The important properties contributed to forest soils by decayed wood in the Northern Rocky Mountains make it desirable to determine the time required to reconstitute such materials in depleted soils. The ratio of fiber production potential (growth) to total quantity of wood in a steady state ecosystem provides estimates varying from approximately 100 to 300 years, depending on habitat type, for replacement of decayed soil wood. Radiocarbon dating of decayed wood in various stages of incorporation into the soil ranged from 100 to 550 years, depending on site and depth in soil. Species identification of decayed wood indicated that Douglas-fir residue is the most persistent woody material in these Northern Rocky Mountain soils.

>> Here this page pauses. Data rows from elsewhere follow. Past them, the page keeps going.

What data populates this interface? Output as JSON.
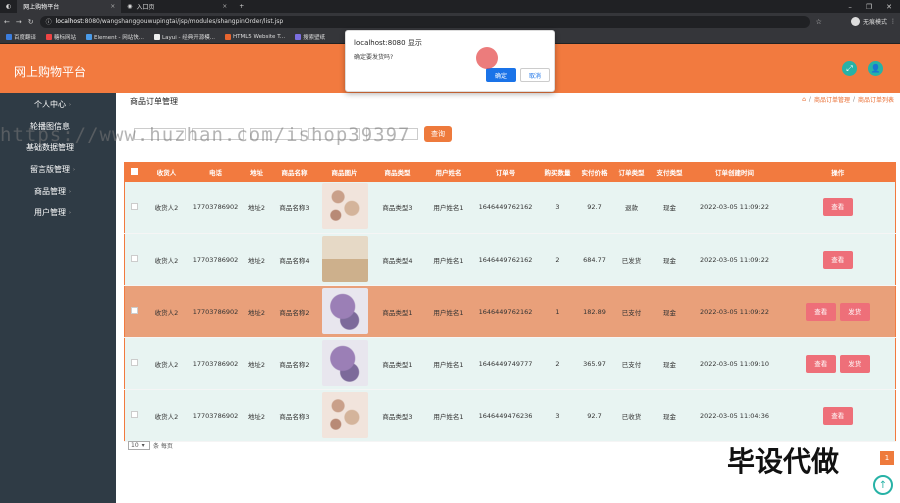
{
  "browser": {
    "tabs": [
      {
        "label": "网上购物平台",
        "close": "×"
      },
      {
        "label": "入口页",
        "close": "×"
      }
    ],
    "new_tab": "+",
    "url_host": "localhost",
    "url_rest": ":8080/wangshanggouwupingtai/jsp/modules/shangpinOrder/list.jsp",
    "profile_label": "无痕模式",
    "bookmarks": [
      "百度翻译",
      "糖标网站",
      "Element - 网站快...",
      "Layui - 经典开源模...",
      "HTML5 Website T...",
      "搜索壁纸"
    ]
  },
  "header": {
    "brand": "网上购物平台",
    "btn1_icon": "⤢",
    "btn2_icon": "👤"
  },
  "sidebar": {
    "items": [
      {
        "label": "个人中心",
        "chev": "›"
      },
      {
        "label": "轮播图信息",
        "chev": ""
      },
      {
        "label": "基础数据管理",
        "chev": ""
      },
      {
        "label": "留言版管理",
        "chev": "›"
      },
      {
        "label": "商品管理",
        "chev": "›"
      },
      {
        "label": "用户管理",
        "chev": "›"
      }
    ]
  },
  "main": {
    "title": "商品订单管理",
    "breadcrumb": [
      "商品订单管理",
      "商品订单列表"
    ],
    "search_btn": "查询"
  },
  "watermark": "https://www.huzhan.com/ishop39397",
  "table": {
    "headers": [
      "收货人",
      "电话",
      "地址",
      "商品名称",
      "商品图片",
      "商品类型",
      "用户姓名",
      "订单号",
      "购买数量",
      "实付价格",
      "订单类型",
      "支付类型",
      "订单创建时间",
      "操作"
    ],
    "rows": [
      {
        "name": "收货人2",
        "phone": "17703786902",
        "addr": "地址2",
        "product": "商品名称3",
        "img": "cos",
        "type": "商品类型3",
        "user": "用户姓名1",
        "order": "1646449762162",
        "qty": "3",
        "price": "92.7",
        "status": "退款",
        "pay": "现金",
        "time": "2022-03-05 11:09:22",
        "view": "查看",
        "ship": ""
      },
      {
        "name": "收货人2",
        "phone": "17703786902",
        "addr": "地址2",
        "product": "商品名称4",
        "img": "box",
        "type": "商品类型4",
        "user": "用户姓名1",
        "order": "1646449762162",
        "qty": "2",
        "price": "684.77",
        "status": "已发货",
        "pay": "现金",
        "time": "2022-03-05 11:09:22",
        "view": "查看",
        "ship": ""
      },
      {
        "name": "收货人2",
        "phone": "17703786902",
        "addr": "地址2",
        "product": "商品名称2",
        "img": "flow",
        "type": "商品类型1",
        "user": "用户姓名1",
        "order": "1646449762162",
        "qty": "1",
        "price": "182.89",
        "status": "已支付",
        "pay": "现金",
        "time": "2022-03-05 11:09:22",
        "view": "查看",
        "ship": "发货"
      },
      {
        "name": "收货人2",
        "phone": "17703786902",
        "addr": "地址2",
        "product": "商品名称2",
        "img": "flow",
        "type": "商品类型1",
        "user": "用户姓名1",
        "order": "1646449749777",
        "qty": "2",
        "price": "365.97",
        "status": "已支付",
        "pay": "现金",
        "time": "2022-03-05 11:09:10",
        "view": "查看",
        "ship": "发货"
      },
      {
        "name": "收货人2",
        "phone": "17703786902",
        "addr": "地址2",
        "product": "商品名称3",
        "img": "cos",
        "type": "商品类型3",
        "user": "用户姓名1",
        "order": "1646449476236",
        "qty": "3",
        "price": "92.7",
        "status": "已收货",
        "pay": "现金",
        "time": "2022-03-05 11:04:36",
        "view": "查看",
        "ship": ""
      }
    ]
  },
  "pager": {
    "per_page": "10",
    "suffix": "条 每页",
    "page": "1"
  },
  "overlay_text": "毕设代做",
  "dialog": {
    "title": "localhost:8080 显示",
    "message": "确定要发货吗?",
    "ok": "确定",
    "cancel": "取消"
  }
}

Harvey, A. E.; Larsen, M. J.; Jurgensen, M. F. 1981. Rate of woody residue incorporation into Northern Rocky Mountain forest soils. Res. Pap. INT-RP-282. Ogden, UT: U.S. Department of Agriculture, Forest Service, Intermountain Forest and Range Experiment Station. 5 p.